Project 21's Exclusive Interview with Michigan Public Official Called the "N-Word" Available Online
Slurred Supervisor and Manager Who Recorded It Talk With Black Conservative Activist About Feelings, Future and Forgiveness
Washington, D.C. - A white elected township clerk in central Michigan was recently caught on tape describing another local elected official who is black by using the n-word. Exclusive interviews with that maligned black official and the person who got the slur on tape are now able to be viewed on the blog of the National Center for Public Policy Research. Both are interviewed by Stacy Swimp, a member of the National Center's Project 21 black leadership network.
"In this society… these words are not tolerable — particularly when you are an elected government official," said Buena Vista Township supervisor Dwayne Parker, the target of the slur in his interview with Project 21's Swimp. "It's not appropriate behavior."
During a business call recorded this past January with interim township manager Dexter Mitchell, Buena Vista Township clerk Gloria Platko referred to Parker as a "arrogant nigger." Mitchell made the contents of the call public on April 22, and all of the voting members of the Buena Vista Township government other than Platko voted in favor of a resolution calling for her to resign on April 30. The local chapter of the NAACP and the Michigan Democratic Party are calling on Platko to resign. She remains in office.

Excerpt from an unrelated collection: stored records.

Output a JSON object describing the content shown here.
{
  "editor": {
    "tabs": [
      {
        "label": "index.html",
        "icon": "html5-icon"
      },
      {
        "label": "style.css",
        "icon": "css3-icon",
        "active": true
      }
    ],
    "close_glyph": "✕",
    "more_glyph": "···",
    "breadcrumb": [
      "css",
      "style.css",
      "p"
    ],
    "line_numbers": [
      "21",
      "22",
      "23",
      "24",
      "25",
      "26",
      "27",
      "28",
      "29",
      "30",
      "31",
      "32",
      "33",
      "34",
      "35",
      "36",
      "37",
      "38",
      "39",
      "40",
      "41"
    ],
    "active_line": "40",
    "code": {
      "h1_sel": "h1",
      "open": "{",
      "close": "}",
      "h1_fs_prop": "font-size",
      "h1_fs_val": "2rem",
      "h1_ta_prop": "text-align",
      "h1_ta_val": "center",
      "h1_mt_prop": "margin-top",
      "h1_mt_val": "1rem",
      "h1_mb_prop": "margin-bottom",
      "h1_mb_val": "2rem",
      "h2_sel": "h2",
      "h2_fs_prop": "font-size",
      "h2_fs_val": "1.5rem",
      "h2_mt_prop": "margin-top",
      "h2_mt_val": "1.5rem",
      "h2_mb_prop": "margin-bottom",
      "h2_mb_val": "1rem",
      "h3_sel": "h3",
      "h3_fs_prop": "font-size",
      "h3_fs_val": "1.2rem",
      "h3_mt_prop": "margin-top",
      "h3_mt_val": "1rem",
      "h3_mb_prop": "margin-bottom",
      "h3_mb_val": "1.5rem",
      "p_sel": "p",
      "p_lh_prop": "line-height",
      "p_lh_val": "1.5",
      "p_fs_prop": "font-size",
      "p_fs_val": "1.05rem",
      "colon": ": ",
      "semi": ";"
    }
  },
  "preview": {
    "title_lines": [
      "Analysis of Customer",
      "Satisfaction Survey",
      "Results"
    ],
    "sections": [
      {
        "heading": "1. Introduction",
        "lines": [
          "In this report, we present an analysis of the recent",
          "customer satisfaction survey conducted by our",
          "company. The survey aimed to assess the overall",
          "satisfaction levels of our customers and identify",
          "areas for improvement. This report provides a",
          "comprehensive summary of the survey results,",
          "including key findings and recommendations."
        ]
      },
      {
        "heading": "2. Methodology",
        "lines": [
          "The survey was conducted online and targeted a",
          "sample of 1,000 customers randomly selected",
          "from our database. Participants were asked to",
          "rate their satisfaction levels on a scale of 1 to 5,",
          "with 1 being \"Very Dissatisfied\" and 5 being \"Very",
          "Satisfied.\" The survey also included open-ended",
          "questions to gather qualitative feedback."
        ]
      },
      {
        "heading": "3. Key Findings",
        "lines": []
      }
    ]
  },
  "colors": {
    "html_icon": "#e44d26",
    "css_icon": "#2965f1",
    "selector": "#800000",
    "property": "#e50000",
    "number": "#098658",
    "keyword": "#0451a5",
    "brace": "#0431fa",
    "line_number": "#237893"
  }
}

Project 21's Swimp, a Michigan resident, sat down with Parker and Mitchell — interviewing them separately about the incident. Swimp asked the pair about how they are dealing with the incident, how it has affected the business of government in Buena Vista Township and if they can forgive Platko for what she said about Parker.
Both interviews are available on the blog of the National Center for Public Policy Research by clicking here. The post also contains a recording of the call between Platko and Mitchell.
In his interview with Project 21's Swimp, Mitchell said of the offensive call he recorded: "My boss just told me that 'I'm going to say something that I know you're not going to like,' and now my boss is telling me 'I don't care of you don't like it — I'm gonna say it anyway.'… If you know I'm not going to like it, why do you say it?"
Stacy Swimp, a member of the Project 21 black leadership network and president of the Frederick Douglass Society, is also the chairman and national liaison for the Diversity Chapter of Associated Builders and Contractors of Greater Michigan. He is a frequent public speaker on civil rights and the promotion of right-to-work policies. A video posted earlier this year of Swimp defending gun rights at a Washington, D.C. press conference went viral — earning over 400,000 views on multiple web sites. Just this year, Swimp's work with Project 21 resulted in over 70 interviews and media citations.
Project 21, a leading voice of black conservatives for over two decades, is sponsored by the National Center for Public Policy Research (http://www.nationalcenter.org).